**Exercise requirements**
Say how many lines of the data contain "Device", and nothing more.

**Data provided**
···
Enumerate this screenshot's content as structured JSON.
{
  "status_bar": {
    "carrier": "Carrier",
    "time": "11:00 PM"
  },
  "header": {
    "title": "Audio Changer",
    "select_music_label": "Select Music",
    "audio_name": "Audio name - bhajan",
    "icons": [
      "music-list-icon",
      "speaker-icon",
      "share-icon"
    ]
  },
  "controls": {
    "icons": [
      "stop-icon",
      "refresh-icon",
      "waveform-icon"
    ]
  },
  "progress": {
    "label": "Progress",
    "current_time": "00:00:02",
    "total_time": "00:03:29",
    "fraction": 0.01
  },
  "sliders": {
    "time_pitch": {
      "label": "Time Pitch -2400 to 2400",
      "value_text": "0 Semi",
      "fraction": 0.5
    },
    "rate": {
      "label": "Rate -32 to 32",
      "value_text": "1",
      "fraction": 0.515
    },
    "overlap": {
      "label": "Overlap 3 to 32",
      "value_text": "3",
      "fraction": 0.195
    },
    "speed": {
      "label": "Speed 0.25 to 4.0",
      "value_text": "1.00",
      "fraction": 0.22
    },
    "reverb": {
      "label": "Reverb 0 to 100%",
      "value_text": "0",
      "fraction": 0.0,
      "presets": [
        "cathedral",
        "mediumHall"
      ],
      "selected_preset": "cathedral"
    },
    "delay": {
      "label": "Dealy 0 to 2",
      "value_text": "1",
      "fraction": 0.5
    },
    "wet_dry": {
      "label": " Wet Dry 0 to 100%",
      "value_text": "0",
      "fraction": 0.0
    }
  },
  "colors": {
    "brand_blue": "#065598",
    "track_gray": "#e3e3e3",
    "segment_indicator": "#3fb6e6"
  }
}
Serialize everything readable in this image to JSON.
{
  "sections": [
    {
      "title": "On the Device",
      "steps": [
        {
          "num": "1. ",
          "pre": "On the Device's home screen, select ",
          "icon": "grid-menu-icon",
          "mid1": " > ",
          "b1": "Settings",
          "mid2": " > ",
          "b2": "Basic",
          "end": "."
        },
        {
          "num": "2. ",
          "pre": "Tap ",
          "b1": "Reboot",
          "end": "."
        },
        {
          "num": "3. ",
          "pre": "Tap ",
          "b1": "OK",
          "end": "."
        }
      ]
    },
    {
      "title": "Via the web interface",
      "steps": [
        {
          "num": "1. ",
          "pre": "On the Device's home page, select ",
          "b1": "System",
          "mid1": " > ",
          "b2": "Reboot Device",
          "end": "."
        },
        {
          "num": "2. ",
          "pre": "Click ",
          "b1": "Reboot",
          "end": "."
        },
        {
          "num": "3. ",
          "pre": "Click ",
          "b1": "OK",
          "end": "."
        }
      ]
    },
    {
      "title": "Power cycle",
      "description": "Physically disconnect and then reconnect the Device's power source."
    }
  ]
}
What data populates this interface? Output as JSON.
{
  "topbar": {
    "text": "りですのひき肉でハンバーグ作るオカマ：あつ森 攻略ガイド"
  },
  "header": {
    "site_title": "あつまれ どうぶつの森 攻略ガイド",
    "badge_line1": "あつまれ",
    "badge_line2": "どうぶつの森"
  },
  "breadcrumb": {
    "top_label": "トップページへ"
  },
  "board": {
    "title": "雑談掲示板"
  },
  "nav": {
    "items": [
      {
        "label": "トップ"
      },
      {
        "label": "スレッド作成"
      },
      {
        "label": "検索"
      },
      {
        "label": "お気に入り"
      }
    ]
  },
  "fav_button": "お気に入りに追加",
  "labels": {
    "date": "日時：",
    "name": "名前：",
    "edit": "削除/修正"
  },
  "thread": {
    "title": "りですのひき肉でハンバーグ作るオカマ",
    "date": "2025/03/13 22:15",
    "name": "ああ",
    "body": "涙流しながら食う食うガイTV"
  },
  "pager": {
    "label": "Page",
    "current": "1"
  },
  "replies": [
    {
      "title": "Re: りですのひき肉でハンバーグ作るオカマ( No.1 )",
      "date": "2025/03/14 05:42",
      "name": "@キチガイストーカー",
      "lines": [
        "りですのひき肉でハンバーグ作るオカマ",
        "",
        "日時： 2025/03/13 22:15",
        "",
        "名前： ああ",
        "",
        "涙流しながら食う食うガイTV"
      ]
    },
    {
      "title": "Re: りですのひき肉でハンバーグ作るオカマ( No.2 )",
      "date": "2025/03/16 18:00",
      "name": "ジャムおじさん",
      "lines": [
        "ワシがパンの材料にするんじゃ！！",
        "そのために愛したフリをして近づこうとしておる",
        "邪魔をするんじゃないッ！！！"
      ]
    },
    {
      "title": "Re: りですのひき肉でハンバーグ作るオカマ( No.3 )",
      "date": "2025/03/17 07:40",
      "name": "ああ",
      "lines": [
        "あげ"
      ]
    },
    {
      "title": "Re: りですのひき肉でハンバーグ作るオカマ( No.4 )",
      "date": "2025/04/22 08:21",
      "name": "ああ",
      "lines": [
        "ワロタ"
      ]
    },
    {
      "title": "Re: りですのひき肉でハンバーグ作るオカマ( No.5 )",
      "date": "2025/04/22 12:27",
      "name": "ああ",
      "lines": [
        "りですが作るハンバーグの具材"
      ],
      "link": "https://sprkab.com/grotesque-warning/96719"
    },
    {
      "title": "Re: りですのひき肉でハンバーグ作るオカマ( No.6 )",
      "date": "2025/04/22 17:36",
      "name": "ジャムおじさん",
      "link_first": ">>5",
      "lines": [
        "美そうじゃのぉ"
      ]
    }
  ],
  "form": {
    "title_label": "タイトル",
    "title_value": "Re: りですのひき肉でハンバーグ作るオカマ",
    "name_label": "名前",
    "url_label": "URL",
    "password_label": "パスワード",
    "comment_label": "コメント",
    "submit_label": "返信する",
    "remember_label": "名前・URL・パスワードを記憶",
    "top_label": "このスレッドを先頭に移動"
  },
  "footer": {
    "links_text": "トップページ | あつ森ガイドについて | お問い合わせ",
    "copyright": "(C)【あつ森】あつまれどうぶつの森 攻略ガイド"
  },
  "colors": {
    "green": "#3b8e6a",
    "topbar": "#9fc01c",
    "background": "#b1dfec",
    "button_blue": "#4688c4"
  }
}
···
**Completed task**
5